Letter to the Editor: Delaware Transit Co. continues work toward driver and customer safety

Delaware Transit Corporation CEO John Sisson sent the following response to the president of ATU local 842 on Tuesday, March 17.


For many of our customers, DART services are their only means of transportation for essential trips including work, grocery stores, pharmacies, and medical appointments (including dialysis). 

We have been working diligently to make sure we provide these critical services in the safest way possible for our employees and customers. 

During our meeting last Friday, I shared with you that buses were sprayed with vital oxide three weeks ago, and that we had begun spraying the buses again with the intent of getting the entire fleet treated.  In addition to the spray, high touch areas on all buses are disinfected on a nightly basis.

We have provided our operators with gloves and disinfecting wipes, and as discussed, we acknowledge that our supplies are low. However we have been working diligently to get these supplies in for our entire workforce. Additionally, we have also brought in staff to clean our facilities throughout the day.

With regards to facemasks, according to the World Health Organization (WHO), wearing a mask is only needed when you are sick or caring for someone who is sick. While DTC does not see the need to provide staff with face masks, we will allow operators to provide and wear their own masks.

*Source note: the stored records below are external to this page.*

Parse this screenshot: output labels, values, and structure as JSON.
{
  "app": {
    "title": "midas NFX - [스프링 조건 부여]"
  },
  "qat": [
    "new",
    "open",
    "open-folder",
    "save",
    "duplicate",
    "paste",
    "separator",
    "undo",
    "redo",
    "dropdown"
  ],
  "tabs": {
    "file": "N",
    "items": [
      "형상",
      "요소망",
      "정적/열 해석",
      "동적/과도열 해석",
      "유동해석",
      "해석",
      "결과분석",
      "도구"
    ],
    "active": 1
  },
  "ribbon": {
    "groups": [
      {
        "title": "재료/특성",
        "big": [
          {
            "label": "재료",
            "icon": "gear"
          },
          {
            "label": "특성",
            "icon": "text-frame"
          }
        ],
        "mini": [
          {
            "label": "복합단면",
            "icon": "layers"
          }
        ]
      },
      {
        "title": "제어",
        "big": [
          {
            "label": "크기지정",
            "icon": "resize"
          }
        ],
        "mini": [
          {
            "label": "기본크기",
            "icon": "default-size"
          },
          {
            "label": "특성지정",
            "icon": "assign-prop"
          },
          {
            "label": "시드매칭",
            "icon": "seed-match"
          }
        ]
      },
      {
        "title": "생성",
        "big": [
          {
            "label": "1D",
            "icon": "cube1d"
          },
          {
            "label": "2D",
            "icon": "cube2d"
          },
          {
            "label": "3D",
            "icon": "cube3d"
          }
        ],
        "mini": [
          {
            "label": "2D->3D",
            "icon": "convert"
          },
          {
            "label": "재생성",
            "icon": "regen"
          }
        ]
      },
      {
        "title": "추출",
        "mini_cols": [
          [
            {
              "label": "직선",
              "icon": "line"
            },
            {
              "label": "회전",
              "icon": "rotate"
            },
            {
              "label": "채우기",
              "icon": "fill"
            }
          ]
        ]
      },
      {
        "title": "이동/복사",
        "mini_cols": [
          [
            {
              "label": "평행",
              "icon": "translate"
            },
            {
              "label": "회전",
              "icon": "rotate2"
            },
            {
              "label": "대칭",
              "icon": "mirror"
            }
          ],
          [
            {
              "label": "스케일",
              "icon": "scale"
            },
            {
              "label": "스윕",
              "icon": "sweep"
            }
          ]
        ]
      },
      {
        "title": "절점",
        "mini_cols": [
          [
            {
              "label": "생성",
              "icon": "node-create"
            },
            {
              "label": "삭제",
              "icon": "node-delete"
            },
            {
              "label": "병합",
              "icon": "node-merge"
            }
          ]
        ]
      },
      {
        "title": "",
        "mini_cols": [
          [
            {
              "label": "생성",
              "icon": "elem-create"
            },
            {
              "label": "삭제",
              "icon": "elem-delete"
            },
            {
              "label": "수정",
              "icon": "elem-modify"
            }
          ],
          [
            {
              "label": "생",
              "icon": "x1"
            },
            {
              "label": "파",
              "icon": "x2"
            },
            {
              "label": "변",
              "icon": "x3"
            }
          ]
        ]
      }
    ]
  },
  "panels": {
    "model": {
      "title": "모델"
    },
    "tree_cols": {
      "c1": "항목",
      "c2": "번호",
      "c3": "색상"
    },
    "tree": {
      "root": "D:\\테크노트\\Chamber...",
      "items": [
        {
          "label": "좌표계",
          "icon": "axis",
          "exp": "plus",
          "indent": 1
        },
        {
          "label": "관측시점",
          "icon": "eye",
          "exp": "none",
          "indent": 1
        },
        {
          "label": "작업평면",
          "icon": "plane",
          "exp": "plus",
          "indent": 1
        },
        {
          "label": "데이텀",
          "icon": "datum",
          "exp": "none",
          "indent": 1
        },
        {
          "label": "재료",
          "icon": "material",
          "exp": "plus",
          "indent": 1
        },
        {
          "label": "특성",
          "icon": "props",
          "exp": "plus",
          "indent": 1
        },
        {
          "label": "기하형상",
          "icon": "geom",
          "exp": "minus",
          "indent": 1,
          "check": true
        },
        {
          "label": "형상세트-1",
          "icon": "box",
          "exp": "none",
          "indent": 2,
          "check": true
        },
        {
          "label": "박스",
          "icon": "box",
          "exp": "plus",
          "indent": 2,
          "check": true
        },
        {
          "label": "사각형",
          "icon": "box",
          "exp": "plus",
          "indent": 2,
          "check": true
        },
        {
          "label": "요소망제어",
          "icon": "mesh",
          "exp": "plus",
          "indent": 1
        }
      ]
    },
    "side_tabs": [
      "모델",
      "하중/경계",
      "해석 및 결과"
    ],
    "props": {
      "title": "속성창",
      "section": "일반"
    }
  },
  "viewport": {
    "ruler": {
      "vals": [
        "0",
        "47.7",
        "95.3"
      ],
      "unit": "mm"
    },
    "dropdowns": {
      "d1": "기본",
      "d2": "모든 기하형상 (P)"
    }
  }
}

When I heard about the programs to distribute food to school students, I made the decision to offer them free transit rides. For many of these students, the food they receive at school is the only nutritious meal they may receive throughout the day. As a result we made the decision to help where we could to make sure that transportation wasn’t a barrier to getting a good meal. 

Last week I shared with you the Department of Human Resources guidance for Paid Emergency Leave around Covid-19 for State merit employees. While DTC employees do not fall under these rules, we decided it was best to adopt them. 

The guidance says that employees “may be eligible” for up to 14 days of paid leave if they are required to stay at home due to the closure of a school, daycare or eldercare facility.  This is not a blanket option for employees to take off 14 days of work, but rather a way for them to deal with the sudden and unplanned impacts.

Yesterday I was made aware of a situation in which a manager denied the leave for an employee to stay home with their twin juniors in high school. 

While it seems from afar that a junior in high school could most likely take care of themself, I directed staff to allow the leave. If you have any other specific situations where an employee was denied Paid Emergency Leave different than the situation that was resolved yesterday, please bring it to my attention.

DTC has also been monitoring our service levels throughout this process.  We have seen a significant drop in paratransit services and we are working to reduce our fixed route services starting Wednesday, March 18. 

Our employee and customer safety remains our number one priority and we will need to work together to manage this challenging times.

John Sisson
CEO, Delaware Transit Corporation